= Beginning of Section =

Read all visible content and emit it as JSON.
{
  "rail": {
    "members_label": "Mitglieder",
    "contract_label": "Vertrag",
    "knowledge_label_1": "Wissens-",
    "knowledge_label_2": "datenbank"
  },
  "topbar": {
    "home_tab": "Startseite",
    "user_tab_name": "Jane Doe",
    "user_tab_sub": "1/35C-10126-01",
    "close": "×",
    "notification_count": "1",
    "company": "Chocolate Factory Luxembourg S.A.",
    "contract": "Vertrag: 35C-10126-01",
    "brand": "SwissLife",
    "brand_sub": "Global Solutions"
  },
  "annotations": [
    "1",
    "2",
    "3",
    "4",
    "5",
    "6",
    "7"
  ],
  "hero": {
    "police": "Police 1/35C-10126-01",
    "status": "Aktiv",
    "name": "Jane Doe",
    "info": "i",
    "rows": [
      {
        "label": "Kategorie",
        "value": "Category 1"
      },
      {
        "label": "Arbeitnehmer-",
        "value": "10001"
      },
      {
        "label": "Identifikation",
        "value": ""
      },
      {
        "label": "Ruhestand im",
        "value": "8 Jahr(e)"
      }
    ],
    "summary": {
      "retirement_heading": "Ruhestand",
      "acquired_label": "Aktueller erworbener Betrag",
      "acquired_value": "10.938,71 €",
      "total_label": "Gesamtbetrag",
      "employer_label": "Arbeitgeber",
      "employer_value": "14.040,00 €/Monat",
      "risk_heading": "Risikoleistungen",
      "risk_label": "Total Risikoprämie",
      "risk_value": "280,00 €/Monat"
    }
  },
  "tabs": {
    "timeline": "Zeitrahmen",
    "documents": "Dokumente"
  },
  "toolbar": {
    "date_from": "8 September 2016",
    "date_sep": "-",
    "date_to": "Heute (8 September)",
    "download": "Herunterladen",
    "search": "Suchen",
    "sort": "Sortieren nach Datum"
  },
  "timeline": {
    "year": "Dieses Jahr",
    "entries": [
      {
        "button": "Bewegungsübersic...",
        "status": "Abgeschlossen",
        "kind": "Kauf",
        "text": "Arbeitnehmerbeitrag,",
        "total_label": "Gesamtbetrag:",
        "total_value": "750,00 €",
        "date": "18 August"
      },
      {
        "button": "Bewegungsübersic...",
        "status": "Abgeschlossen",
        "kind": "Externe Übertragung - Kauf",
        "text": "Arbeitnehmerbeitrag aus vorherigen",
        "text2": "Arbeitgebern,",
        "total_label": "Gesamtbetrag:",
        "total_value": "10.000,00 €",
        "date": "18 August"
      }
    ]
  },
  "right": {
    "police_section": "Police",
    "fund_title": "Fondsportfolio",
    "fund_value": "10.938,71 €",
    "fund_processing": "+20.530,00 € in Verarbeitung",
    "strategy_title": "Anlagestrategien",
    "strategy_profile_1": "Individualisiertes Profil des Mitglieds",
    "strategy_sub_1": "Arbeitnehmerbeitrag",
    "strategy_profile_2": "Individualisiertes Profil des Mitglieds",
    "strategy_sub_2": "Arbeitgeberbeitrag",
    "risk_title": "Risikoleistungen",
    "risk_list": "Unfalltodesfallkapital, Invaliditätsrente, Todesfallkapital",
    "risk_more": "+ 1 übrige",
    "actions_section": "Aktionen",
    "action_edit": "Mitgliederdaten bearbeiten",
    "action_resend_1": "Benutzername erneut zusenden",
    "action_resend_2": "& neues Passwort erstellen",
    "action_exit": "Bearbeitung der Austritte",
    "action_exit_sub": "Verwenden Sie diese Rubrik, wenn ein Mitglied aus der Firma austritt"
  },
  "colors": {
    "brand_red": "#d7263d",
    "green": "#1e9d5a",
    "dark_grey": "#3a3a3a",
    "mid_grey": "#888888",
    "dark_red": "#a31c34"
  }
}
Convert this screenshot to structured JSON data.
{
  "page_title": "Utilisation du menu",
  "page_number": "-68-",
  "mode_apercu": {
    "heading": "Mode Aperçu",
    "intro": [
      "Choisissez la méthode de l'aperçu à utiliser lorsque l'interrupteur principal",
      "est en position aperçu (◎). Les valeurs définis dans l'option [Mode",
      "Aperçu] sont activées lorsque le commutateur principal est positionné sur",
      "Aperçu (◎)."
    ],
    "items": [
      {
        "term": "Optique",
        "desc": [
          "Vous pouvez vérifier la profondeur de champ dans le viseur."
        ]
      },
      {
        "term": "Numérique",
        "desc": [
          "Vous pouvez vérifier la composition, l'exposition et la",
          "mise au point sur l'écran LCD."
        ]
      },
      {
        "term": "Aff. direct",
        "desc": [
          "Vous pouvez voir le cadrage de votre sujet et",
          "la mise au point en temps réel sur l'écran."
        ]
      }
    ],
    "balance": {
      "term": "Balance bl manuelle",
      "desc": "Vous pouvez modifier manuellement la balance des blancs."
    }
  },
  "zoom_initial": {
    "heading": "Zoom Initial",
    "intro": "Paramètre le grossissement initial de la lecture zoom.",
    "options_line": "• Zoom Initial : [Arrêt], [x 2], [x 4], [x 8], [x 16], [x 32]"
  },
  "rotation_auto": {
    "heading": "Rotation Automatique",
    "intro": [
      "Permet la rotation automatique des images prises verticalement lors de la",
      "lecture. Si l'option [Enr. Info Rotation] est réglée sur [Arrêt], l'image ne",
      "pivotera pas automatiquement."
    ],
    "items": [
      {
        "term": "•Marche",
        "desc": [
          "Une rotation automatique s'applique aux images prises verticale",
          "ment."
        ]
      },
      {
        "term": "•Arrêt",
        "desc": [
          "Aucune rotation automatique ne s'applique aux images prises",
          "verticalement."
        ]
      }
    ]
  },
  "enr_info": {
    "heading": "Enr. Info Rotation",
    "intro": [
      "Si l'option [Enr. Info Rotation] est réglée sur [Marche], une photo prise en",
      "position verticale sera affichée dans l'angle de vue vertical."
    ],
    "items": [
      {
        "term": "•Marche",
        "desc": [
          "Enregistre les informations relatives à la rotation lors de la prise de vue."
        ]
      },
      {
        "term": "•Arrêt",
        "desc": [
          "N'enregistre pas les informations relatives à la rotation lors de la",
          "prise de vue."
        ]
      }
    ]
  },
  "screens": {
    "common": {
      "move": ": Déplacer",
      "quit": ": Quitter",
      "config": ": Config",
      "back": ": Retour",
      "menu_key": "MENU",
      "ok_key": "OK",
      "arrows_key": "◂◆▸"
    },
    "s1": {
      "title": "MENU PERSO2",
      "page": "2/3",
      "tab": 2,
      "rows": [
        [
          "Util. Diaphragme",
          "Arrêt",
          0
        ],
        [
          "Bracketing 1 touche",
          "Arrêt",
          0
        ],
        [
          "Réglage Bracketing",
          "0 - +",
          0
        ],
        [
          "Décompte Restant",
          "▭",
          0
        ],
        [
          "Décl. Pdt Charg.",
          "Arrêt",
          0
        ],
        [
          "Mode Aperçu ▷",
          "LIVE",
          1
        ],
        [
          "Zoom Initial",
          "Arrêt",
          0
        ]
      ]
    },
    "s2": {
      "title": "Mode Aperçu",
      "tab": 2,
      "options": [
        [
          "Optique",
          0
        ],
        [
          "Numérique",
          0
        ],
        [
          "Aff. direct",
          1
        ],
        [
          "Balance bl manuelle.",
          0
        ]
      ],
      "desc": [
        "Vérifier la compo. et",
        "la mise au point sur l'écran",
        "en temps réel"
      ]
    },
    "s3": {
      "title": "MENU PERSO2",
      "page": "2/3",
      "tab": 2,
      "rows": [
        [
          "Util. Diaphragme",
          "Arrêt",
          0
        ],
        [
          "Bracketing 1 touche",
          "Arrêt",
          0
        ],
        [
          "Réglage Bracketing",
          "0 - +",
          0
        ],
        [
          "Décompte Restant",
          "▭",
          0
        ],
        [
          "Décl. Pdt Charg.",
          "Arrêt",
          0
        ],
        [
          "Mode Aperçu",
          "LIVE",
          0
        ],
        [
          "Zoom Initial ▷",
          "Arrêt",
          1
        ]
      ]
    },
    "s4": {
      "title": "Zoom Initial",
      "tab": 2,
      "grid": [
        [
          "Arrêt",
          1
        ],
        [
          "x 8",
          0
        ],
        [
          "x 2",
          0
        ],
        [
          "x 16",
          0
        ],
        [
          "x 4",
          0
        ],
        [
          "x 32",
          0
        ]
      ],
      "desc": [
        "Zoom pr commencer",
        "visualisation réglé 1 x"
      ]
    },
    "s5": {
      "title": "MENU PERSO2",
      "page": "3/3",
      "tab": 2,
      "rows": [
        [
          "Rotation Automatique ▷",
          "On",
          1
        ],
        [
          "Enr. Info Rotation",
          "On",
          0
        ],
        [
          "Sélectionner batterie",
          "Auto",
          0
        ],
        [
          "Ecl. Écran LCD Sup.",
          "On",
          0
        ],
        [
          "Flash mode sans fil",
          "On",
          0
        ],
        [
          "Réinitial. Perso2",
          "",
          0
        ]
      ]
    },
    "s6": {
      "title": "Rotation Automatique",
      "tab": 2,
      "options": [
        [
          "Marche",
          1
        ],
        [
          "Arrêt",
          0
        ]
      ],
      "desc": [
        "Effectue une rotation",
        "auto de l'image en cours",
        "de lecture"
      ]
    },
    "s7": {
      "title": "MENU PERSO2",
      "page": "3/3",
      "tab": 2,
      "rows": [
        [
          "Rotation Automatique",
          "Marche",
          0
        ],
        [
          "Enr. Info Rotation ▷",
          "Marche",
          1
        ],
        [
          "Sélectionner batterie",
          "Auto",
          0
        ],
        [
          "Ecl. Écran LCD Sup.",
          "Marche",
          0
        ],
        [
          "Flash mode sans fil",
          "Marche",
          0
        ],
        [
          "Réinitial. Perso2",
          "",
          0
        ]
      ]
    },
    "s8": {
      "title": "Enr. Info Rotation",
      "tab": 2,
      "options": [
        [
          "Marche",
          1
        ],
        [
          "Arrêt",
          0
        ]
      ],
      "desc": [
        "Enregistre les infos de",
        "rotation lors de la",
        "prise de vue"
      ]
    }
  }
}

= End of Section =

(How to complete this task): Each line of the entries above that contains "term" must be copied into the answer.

(Response area):
        "term": "Optique",
        "term": "Numérique",
        "term": "Aff. direct",
      "term": "Balance bl manuelle",
        "term": "•Marche",
        "term": "•Arrêt",
        "term": "•Marche",
        "term": "•Arrêt",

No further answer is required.